Very interesting article on ADHD children. For parents and educators, this is an important reminder that not every child fits into the traditional mold. The key is to find the appropriate space for an ADHD child to flourish and to tap into his/her unique energy.
In Praise of A.D.H.D.
By Leonard Mlodinow
March 17, 2018
A.D.H.D. is termed a disorder, and in severe forms it can certainly disrupt a person’s life. But you might view a more moderate degree of A.D.H.D. as an asset in today’s turbulent and fast-changing world.
Ten years ago, when my son Nicolai was 11, his doctor wanted to put him on medication for attention deficit hyperactivity disorder. “It would make him less wild,” I explained to my mother, who was then 85. “It would slow him down a bit.” My mother grumbled. “Look around you,” she said in Yiddish. “Look how fast the world is changing. He doesn’t need to slow down. You need to speed up.”
It was a surprising recommendation from someone who had never learned to use a microwave. But recent research suggests she had a point: some people with A.D.H.D. may be naturally suited to our turbocharged world. Today the word “hyperactive” doesn’t just describe certain individuals; it also is a quality of our society.

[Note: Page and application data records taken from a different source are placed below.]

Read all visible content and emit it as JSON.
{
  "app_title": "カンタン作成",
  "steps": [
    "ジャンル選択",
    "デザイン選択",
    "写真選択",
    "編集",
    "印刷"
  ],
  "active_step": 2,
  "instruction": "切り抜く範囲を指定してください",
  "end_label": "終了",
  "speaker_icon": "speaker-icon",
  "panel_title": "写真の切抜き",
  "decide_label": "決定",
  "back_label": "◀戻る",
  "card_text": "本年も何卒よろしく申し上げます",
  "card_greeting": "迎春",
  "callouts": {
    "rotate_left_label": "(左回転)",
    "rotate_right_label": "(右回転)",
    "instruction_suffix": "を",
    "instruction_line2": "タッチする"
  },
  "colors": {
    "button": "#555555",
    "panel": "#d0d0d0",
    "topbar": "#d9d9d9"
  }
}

We are bombarded each day by four times the number of words we encountered daily when my mother was raising me. Even vacations are complicated — people today use, on average, 26 websites to plan one. Attitudes and habits are changing so fast that you can identify “generational” differences in people just a few years apart: Simply by analyzing daily cellphone communication patterns, researchers have been able to guess the age of someone under 60 to within about five years either way with 80 percent accuracy.
To thrive in this frenetic world, certain cognitive tendencies are useful: to embrace novelty, to absorb a wide variety of information, to generate new ideas. The possibility that such characteristics might be associated with A.D.H.D. was first examined in the 1990s. The educational psychologist Bonnie Cramond, for example, tested a group of children in Louisiana who had been determined to have A.D.H.D. and found that an astonishingly high number — 32 percent — did well enough to qualify for an elite creative scholars program in the Louisiana schools.